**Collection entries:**
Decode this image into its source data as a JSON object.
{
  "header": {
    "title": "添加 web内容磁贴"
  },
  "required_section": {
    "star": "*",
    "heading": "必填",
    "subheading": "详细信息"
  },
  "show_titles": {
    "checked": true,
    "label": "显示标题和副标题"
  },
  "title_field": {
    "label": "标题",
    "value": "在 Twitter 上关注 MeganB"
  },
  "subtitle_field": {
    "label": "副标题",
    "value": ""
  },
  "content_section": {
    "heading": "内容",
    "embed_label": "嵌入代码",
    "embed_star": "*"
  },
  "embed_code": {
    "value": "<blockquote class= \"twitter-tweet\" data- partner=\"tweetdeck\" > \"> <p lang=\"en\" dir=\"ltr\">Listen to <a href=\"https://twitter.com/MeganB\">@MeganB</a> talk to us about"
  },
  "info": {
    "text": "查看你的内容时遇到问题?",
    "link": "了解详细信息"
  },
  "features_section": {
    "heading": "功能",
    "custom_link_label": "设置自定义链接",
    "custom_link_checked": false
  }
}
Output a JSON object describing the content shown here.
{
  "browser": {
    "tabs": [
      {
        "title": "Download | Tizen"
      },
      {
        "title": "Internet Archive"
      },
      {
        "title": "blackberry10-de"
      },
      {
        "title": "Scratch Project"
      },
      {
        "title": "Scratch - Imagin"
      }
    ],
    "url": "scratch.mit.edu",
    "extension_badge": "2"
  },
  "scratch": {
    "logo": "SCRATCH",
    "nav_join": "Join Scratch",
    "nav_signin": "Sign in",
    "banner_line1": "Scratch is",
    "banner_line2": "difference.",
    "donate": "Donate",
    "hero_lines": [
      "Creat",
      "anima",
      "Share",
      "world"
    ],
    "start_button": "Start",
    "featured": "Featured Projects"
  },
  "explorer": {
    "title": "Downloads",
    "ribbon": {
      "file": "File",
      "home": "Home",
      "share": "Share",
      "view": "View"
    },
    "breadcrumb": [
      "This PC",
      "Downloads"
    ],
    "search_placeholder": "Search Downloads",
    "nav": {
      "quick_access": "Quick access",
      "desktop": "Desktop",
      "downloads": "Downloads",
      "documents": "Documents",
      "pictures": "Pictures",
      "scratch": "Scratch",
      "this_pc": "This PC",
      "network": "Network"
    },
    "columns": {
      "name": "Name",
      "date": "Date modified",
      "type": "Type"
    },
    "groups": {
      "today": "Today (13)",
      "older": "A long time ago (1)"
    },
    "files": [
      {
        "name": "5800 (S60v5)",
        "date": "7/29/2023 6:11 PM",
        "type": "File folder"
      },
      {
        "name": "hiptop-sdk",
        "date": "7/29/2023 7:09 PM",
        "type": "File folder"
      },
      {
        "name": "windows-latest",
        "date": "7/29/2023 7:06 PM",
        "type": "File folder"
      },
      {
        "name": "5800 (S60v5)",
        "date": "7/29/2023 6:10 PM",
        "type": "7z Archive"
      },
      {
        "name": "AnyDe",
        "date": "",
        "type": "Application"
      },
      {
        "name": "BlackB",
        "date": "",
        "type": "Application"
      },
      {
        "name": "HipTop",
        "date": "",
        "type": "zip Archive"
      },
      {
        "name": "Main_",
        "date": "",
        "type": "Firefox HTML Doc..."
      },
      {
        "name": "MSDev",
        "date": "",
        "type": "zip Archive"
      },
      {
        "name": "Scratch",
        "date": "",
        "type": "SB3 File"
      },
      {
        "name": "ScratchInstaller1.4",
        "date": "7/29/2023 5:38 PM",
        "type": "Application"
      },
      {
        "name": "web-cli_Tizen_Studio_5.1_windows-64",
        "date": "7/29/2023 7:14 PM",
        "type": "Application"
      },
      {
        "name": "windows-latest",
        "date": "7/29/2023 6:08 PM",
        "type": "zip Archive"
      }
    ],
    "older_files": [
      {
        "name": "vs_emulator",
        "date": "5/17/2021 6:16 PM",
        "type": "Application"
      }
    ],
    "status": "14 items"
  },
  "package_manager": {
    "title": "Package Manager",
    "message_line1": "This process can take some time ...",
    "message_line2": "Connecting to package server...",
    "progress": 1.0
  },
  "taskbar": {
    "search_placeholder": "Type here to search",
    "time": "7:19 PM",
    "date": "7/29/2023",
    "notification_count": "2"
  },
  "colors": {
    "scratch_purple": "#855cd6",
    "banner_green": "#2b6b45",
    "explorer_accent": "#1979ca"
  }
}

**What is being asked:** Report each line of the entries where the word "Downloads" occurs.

**Answer space:**
    "title": "Downloads",
      "Downloads"
    "search_placeholder": "Search Downloads",
      "downloads": "Downloads",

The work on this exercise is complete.